# [Exercise]
Scan the data for lines with "true" and report the count by itself.

# [Exercise inputs]
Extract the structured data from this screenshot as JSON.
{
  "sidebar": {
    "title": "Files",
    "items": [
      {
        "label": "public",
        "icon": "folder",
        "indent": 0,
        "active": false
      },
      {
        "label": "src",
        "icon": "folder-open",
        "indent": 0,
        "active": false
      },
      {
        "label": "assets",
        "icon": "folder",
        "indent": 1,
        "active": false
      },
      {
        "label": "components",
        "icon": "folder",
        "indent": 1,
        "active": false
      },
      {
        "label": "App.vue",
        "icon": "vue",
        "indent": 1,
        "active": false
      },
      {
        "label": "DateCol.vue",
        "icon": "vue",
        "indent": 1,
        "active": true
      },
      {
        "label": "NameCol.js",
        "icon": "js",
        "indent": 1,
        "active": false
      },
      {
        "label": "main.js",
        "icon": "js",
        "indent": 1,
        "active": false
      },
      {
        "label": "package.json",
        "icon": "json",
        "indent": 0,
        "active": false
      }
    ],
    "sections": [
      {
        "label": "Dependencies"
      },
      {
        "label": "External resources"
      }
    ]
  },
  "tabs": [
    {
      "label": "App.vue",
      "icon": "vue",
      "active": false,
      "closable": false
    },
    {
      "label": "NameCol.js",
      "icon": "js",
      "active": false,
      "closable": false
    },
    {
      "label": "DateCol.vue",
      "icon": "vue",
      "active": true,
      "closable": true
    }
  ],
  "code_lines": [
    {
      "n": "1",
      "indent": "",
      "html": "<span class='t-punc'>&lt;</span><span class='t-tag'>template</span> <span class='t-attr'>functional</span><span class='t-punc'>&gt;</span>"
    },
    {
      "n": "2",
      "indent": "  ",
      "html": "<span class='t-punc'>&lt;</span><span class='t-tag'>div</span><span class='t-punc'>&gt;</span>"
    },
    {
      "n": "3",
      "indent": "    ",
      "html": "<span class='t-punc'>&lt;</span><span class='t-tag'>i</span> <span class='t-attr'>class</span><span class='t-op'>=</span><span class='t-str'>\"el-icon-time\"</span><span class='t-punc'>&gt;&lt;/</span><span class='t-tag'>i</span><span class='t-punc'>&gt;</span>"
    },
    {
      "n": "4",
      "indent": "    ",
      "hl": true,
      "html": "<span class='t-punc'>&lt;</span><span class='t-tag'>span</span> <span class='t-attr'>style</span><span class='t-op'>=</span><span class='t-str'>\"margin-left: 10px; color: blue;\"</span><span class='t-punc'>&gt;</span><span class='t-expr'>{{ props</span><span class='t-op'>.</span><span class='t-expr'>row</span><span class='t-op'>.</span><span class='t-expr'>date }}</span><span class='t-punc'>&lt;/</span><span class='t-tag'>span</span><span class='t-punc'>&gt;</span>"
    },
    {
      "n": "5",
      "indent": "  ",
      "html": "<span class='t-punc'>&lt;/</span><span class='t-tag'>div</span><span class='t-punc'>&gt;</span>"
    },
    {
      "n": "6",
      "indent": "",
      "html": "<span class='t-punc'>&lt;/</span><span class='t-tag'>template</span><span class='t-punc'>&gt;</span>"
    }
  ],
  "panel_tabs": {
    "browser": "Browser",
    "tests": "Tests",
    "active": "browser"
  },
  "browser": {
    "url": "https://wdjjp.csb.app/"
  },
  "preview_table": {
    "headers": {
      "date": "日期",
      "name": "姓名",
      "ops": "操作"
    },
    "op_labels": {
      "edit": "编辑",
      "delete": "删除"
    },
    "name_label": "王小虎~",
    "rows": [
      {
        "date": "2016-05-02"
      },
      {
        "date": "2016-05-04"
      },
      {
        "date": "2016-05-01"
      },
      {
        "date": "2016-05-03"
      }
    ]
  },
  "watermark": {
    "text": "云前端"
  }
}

# [Answer box]
4